Provocative Autofill of the Month:
When “Things You’re Not Supposed To…” is entered, Google autofills with:
-Eat with braces
What, pray tell, is flügen? Go here.
Learn it. Love it. Live it.
It seems I have already won one of a number of prizes, including either $10,000 cash, an iPad Air, or $150 cash in hand. Not sure what the diff is between “cash” and “cash in hand.” Probably the former is “cash” towards the purchase of a fully-loaded convertible at the auto dealer I am to report to to claim my “prize.”
Any unclaimed prizes will not be awarded. Ah. There it is! The house ensures the outcome of this “contest” by mailing the winning numbers to deceased “winners.” Something. The house always wins.
The return addresses amuse. This one reads:
THE OFFICES OF/RECORDS OF DECLARATION/DISBURSEMENTS DIVISION/NATIONAL CORRESPONDENCES OFFICIAL RECORDS
Wow, like a bunch of official-sounding words spat out of a BINGO cage, a cousin to the CBS.
Thank you, Disbursements Division! Catch you at the auto dealer’s. When I come up with the other $60K for the convertible.

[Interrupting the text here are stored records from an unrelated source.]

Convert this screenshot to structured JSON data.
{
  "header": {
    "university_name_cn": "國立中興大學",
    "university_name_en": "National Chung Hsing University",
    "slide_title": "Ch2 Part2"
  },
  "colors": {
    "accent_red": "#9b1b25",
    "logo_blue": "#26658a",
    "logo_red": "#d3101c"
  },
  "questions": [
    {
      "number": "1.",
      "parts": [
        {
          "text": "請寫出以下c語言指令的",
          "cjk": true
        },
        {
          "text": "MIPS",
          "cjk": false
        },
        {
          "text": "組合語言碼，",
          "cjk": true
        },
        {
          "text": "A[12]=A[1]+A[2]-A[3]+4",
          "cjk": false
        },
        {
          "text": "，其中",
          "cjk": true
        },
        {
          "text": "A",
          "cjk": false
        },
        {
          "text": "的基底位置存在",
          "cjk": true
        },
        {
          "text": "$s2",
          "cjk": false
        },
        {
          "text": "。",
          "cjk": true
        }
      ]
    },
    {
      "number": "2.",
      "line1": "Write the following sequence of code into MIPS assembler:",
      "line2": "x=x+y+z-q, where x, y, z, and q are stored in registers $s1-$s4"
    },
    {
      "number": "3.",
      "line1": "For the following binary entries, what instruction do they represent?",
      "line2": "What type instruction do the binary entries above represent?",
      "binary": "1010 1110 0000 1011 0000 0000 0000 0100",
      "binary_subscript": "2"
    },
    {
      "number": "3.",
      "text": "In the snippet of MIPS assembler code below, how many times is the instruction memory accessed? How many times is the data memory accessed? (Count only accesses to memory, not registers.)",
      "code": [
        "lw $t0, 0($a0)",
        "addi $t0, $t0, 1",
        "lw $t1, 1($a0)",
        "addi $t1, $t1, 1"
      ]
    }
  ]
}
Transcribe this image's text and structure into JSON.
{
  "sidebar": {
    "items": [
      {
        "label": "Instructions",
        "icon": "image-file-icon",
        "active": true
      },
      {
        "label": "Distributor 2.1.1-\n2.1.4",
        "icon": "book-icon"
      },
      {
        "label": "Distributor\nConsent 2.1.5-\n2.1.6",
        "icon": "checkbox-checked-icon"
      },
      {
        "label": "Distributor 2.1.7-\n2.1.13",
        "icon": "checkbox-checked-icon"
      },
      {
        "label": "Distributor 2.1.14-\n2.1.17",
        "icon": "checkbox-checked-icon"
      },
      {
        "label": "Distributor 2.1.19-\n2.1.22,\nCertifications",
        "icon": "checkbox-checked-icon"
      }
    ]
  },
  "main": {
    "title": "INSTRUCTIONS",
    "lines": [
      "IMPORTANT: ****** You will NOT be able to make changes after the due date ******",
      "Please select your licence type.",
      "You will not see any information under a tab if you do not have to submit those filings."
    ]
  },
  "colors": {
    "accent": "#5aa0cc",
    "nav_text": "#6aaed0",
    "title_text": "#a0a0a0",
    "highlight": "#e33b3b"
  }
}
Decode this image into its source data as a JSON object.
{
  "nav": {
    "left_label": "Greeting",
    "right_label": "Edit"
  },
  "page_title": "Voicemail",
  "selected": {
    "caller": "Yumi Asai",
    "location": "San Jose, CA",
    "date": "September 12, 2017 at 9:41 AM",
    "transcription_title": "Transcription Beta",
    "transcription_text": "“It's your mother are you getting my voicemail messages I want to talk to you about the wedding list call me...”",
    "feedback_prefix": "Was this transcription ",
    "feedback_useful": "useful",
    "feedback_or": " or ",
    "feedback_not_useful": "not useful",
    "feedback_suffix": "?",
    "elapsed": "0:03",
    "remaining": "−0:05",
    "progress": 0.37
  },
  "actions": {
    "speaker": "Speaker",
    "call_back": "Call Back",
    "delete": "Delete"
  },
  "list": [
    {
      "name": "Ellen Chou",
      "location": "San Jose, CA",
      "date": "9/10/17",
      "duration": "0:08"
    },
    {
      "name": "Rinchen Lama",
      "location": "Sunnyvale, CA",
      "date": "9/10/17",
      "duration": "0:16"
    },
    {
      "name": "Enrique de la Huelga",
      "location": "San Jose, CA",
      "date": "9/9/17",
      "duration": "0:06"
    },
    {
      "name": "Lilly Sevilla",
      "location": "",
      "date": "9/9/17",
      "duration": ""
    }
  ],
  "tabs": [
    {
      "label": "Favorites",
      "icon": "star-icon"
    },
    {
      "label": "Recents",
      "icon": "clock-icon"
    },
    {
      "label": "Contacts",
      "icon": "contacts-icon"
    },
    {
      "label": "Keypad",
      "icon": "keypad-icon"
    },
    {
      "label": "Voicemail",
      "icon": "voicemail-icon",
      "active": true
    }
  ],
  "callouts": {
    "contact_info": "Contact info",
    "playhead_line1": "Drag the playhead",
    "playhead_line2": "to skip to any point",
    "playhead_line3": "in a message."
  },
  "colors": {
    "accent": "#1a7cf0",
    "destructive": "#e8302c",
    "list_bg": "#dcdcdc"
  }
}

Which will be never. Convertibles: not so practical in Vermont.